Dairy-based sports nutrition beverages should also meet additional consumer needs as time goes on. “Products that are more individualized have potential for growth, supporting more niche needs,” predicts IFPC’s Adams. “Gut health, emotional well-being, brain function/health all have potential to gain market share within the sports nutrition industry.”

Alternative styles of energy supplement besides caffeine will become more popular, adds Nelson-Jameson’s Hettlinger with “continued fortification of sports nutrition with ingredients for focus and mental acuity.”

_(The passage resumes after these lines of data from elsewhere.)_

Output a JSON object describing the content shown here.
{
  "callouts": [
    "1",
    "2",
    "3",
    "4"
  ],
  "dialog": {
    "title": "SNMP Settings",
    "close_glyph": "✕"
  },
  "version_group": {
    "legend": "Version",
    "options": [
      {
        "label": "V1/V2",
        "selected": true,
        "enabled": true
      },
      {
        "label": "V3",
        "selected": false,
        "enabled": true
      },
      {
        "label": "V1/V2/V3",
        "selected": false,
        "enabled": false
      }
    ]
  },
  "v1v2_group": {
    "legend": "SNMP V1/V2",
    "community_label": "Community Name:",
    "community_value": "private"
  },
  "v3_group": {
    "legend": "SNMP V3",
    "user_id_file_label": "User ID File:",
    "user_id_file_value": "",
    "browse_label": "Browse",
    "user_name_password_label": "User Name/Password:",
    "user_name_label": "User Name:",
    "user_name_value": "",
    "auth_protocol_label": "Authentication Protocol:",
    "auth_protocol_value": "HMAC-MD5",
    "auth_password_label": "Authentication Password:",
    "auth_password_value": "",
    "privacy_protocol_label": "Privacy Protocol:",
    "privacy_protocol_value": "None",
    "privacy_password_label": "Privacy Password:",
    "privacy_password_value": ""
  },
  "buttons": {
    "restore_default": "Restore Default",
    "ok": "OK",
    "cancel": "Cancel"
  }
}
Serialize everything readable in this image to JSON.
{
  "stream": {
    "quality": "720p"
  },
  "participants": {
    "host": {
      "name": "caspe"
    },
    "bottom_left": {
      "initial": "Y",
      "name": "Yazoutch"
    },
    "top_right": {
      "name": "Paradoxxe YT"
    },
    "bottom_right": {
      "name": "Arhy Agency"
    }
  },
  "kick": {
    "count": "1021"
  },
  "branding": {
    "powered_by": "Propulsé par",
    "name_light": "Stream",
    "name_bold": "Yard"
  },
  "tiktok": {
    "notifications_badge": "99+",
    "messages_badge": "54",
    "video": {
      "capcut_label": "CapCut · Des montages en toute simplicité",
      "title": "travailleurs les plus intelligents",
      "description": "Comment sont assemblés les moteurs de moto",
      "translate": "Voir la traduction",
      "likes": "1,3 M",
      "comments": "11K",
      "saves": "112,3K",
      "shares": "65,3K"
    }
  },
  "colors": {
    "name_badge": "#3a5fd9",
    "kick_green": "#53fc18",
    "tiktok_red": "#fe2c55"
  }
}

Icon Foods’ King reveals there has been a broader shift toward proactive health management that will continue to influence sports nutrition. “Consumers are deciphering ingredient labels and pushing back. They want nutrient dense food and beverages to support their lifestyles. That means more protein and more fiber, and less sugar and carbs,” he says.

Personalized Performance could drive the market moving forward, prognosticates Glanbia Nutritionals’ Kennedy. “The approach to major areas of sports nutrition like energy and hydration are bifurcating based on niche needs. Athletes and active consumers are optimizing their energy, which for some means a boost to achieve peak performance, but for others may mean sustained energy throughout their day. Hydration is also a multi-dimensional benefit that consumers are approaching both reactively and proactively,” Kennedy says.

In the longer term, “measurement and analysis of personal activity by wearable devices and recommendation of nutrition is already widespread among elite athletes,” Kennedy continues. “It’s only a matter of time before that technology is available to the everyday athlete and active consumer.”

Looking at broader consumer trends can also predict where the sports nutrition market may go in the future. “The global rollout of new weight-loss drugs will not only change how people eat but also how they hydrate, prompting demand for isotonic drinks. Weight-loss medication can cause changes in electrolyte balance, a possibility users need to know,” FlavorSum’s a’Becket states.

Sports drink brands can take an authoritative position, he continues. “Medical experts are already recommending isotonic drinks for people taking weight-loss drugs, and alkaline waters could appeal to them to manage acid reflux,” a’Becket concludes.